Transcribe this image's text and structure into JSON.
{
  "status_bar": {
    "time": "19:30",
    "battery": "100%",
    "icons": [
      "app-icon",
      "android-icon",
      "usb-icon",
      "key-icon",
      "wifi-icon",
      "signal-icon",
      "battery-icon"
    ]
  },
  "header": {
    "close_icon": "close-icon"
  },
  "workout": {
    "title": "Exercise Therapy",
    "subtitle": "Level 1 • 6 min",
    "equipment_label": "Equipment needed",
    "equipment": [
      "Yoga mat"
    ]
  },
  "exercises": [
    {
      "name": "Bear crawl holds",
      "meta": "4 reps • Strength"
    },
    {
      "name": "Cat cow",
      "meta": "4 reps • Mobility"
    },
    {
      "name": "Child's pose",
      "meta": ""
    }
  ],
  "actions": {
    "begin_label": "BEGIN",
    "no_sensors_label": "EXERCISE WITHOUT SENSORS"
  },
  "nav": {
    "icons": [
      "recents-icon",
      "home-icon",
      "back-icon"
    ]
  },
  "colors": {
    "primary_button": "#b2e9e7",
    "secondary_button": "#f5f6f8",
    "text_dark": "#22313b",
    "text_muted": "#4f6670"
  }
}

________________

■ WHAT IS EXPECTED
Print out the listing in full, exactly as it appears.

■ FINISHED EXERCISE
Transcribe this image's text and structure into JSON.
{
  "status_bar": {
    "time": "19:30",
    "battery": "100%",
    "icons": [
      "app-icon",
      "android-icon",
      "usb-icon",
      "key-icon",
      "wifi-icon",
      "signal-icon",
      "battery-icon"
    ]
  },
  "header": {
    "close_icon": "close-icon"
  },
  "workout": {
    "title": "Exercise Therapy",
    "subtitle": "Level 1 • 6 min",
    "equipment_label": "Equipment needed",
    "equipment": [
      "Yoga mat"
    ]
  },
  "exercises": [
    {
      "name": "Bear crawl holds",
      "meta": "4 reps • Strength"
    },
    {
      "name": "Cat cow",
      "meta": "4 reps • Mobility"
    },
    {
      "name": "Child's pose",
      "meta": ""
    }
  ],
  "actions": {
    "begin_label": "BEGIN",
    "no_sensors_label": "EXERCISE WITHOUT SENSORS"
  },
  "nav": {
    "icons": [
      "recents-icon",
      "home-icon",
      "back-icon"
    ]
  },
  "colors": {
    "primary_button": "#b2e9e7",
    "secondary_button": "#f5f6f8",
    "text_dark": "#22313b",
    "text_muted": "#4f6670"
  }
}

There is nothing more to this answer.